What guidelines should an employer provide to employees conducting office pools?

Author: Jill Gormley, Strong and Clear Communications

An employer that will allow workplace gambling activities such as office pools should first consider how much gambling activity to allow.

For example, an employer may choose to permit a Super Bowl pool or a casino-themed holiday party, but ban a season-long fantasy football league or poker tournament.

After deciding the circumstances in which to permit gambling, the employer should ensure that all employees are aware of them. An employer should then consider whether the employer will permit employees to use workplace resources such as computers and email to conduct such pools and set forth parameters for such use.
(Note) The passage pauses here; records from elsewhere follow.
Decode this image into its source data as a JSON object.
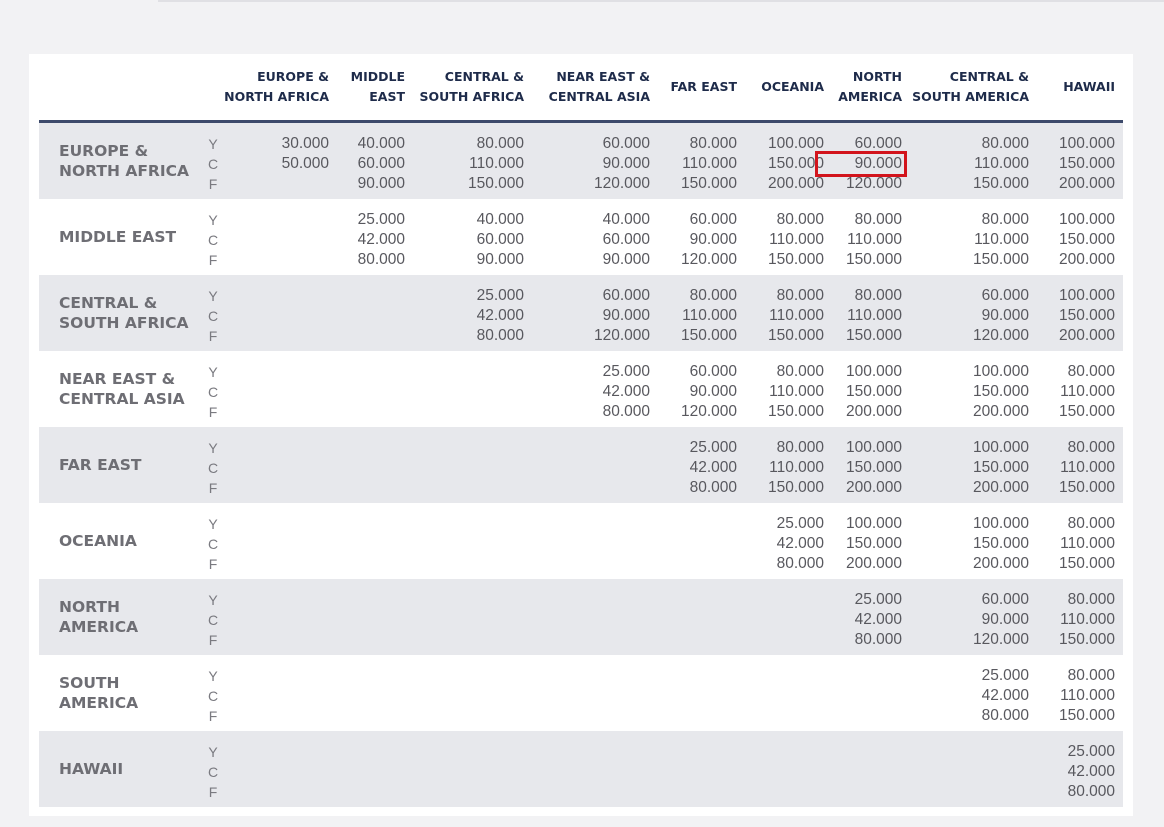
{
  "columns": [
    "EUROPE &\nNORTH AFRICA",
    "MIDDLE\nEAST",
    "CENTRAL &\nSOUTH AFRICA",
    "NEAR EAST &\nCENTRAL ASIA",
    "FAR EAST",
    "OCEANIA",
    "NORTH\nAMERICA",
    "CENTRAL &\nSOUTH AMERICA",
    "HAWAII"
  ],
  "classes": [
    "Y",
    "C",
    "F"
  ],
  "highlight": {
    "row": 0,
    "col": 6,
    "cls": 1,
    "color": "#d2141c"
  },
  "rows": [
    {
      "label": "EUROPE &\nNORTH AFRICA",
      "values": [
        [
          "30.000",
          "50.000",
          ""
        ],
        [
          "40.000",
          "60.000",
          "90.000"
        ],
        [
          "80.000",
          "110.000",
          "150.000"
        ],
        [
          "60.000",
          "90.000",
          "120.000"
        ],
        [
          "80.000",
          "110.000",
          "150.000"
        ],
        [
          "100.000",
          "150.000",
          "200.000"
        ],
        [
          "60.000",
          "90.000",
          "120.000"
        ],
        [
          "80.000",
          "110.000",
          "150.000"
        ],
        [
          "100.000",
          "150.000",
          "200.000"
        ]
      ]
    },
    {
      "label": "MIDDLE EAST",
      "values": [
        null,
        [
          "25.000",
          "42.000",
          "80.000"
        ],
        [
          "40.000",
          "60.000",
          "90.000"
        ],
        [
          "40.000",
          "60.000",
          "90.000"
        ],
        [
          "60.000",
          "90.000",
          "120.000"
        ],
        [
          "80.000",
          "110.000",
          "150.000"
        ],
        [
          "80.000",
          "110.000",
          "150.000"
        ],
        [
          "80.000",
          "110.000",
          "150.000"
        ],
        [
          "100.000",
          "150.000",
          "200.000"
        ]
      ]
    },
    {
      "label": "CENTRAL &\nSOUTH AFRICA",
      "values": [
        null,
        null,
        [
          "25.000",
          "42.000",
          "80.000"
        ],
        [
          "60.000",
          "90.000",
          "120.000"
        ],
        [
          "80.000",
          "110.000",
          "150.000"
        ],
        [
          "80.000",
          "110.000",
          "150.000"
        ],
        [
          "80.000",
          "110.000",
          "150.000"
        ],
        [
          "60.000",
          "90.000",
          "120.000"
        ],
        [
          "100.000",
          "150.000",
          "200.000"
        ]
      ]
    },
    {
      "label": "NEAR EAST &\nCENTRAL ASIA",
      "values": [
        null,
        null,
        null,
        [
          "25.000",
          "42.000",
          "80.000"
        ],
        [
          "60.000",
          "90.000",
          "120.000"
        ],
        [
          "80.000",
          "110.000",
          "150.000"
        ],
        [
          "100.000",
          "150.000",
          "200.000"
        ],
        [
          "100.000",
          "150.000",
          "200.000"
        ],
        [
          "80.000",
          "110.000",
          "150.000"
        ]
      ]
    },
    {
      "label": "FAR EAST",
      "values": [
        null,
        null,
        null,
        null,
        [
          "25.000",
          "42.000",
          "80.000"
        ],
        [
          "80.000",
          "110.000",
          "150.000"
        ],
        [
          "100.000",
          "150.000",
          "200.000"
        ],
        [
          "100.000",
          "150.000",
          "200.000"
        ],
        [
          "80.000",
          "110.000",
          "150.000"
        ]
      ]
    },
    {
      "label": "OCEANIA",
      "values": [
        null,
        null,
        null,
        null,
        null,
        [
          "25.000",
          "42.000",
          "80.000"
        ],
        [
          "100.000",
          "150.000",
          "200.000"
        ],
        [
          "100.000",
          "150.000",
          "200.000"
        ],
        [
          "80.000",
          "110.000",
          "150.000"
        ]
      ]
    },
    {
      "label": "NORTH\nAMERICA",
      "values": [
        null,
        null,
        null,
        null,
        null,
        null,
        [
          "25.000",
          "42.000",
          "80.000"
        ],
        [
          "60.000",
          "90.000",
          "120.000"
        ],
        [
          "80.000",
          "110.000",
          "150.000"
        ]
      ]
    },
    {
      "label": "SOUTH\nAMERICA",
      "values": [
        null,
        null,
        null,
        null,
        null,
        null,
        null,
        [
          "25.000",
          "42.000",
          "80.000"
        ],
        [
          "80.000",
          "110.000",
          "150.000"
        ]
      ]
    },
    {
      "label": "HAWAII",
      "values": [
        null,
        null,
        null,
        null,
        null,
        null,
        null,
        null,
        [
          "25.000",
          "42.000",
          "80.000"
        ]
      ]
    }
  ]
}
Employers may require the employees to limit discussion or participation in the gambling to off-work hours and/or break times. Employers also may choose to limit the cost of participating in any pool by making a rule that participation in the workplace Super Bowl pool may cost no more than $5.00, for example.

Employers are advised to monitor the amount of time employees are spending on gambling activities and adjust the policy if necessary. If an employer chooses to permit office pools, employers should make sure that those employees who choose not to participate or whose religion prohibits gambling do not suffer any negative harassment.

Employers should also be careful and review state gambling laws, as some state laws include office pools in illegal gambling. If an employer has employees in multiple states, the employer should consider whether it is inadvertently condoning illegal behavior and whether an employer-wide policy related to gambling is appropriate.